PROBLEM TO SOLVE: Go through the listing that follows and write it out exactly. Drop the pictures.

SOURCE INFORMATION:
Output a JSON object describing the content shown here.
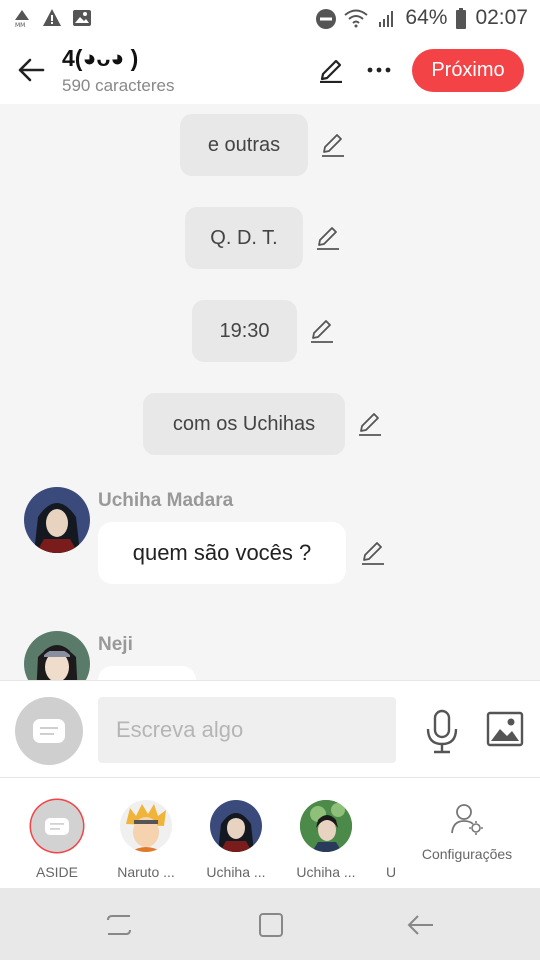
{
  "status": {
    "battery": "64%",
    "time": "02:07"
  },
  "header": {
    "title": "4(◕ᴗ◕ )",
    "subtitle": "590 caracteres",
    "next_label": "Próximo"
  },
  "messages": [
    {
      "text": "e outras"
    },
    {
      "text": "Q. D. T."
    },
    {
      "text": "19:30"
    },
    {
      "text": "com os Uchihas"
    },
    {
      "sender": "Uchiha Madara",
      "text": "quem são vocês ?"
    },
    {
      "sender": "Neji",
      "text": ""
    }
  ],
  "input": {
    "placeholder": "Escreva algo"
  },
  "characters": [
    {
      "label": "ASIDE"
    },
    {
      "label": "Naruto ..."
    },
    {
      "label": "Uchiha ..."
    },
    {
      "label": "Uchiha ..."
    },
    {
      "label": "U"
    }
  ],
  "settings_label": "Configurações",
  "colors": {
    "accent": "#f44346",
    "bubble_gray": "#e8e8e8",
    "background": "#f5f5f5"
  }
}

TASK RESPONSE:
Output a JSON object describing the content shown here.
{
  "status": {
    "battery": "64%",
    "time": "02:07"
  },
  "header": {
    "title": "4(◕ᴗ◕ )",
    "subtitle": "590 caracteres",
    "next_label": "Próximo"
  },
  "messages": [
    {
      "text": "e outras"
    },
    {
      "text": "Q. D. T."
    },
    {
      "text": "19:30"
    },
    {
      "text": "com os Uchihas"
    },
    {
      "sender": "Uchiha Madara",
      "text": "quem são vocês ?"
    },
    {
      "sender": "Neji",
      "text": ""
    }
  ],
  "input": {
    "placeholder": "Escreva algo"
  },
  "characters": [
    {
      "label": "ASIDE"
    },
    {
      "label": "Naruto ..."
    },
    {
      "label": "Uchiha ..."
    },
    {
      "label": "Uchiha ..."
    },
    {
      "label": "U"
    }
  ],
  "settings_label": "Configurações",
  "colors": {
    "accent": "#f44346",
    "bubble_gray": "#e8e8e8",
    "background": "#f5f5f5"
  }
}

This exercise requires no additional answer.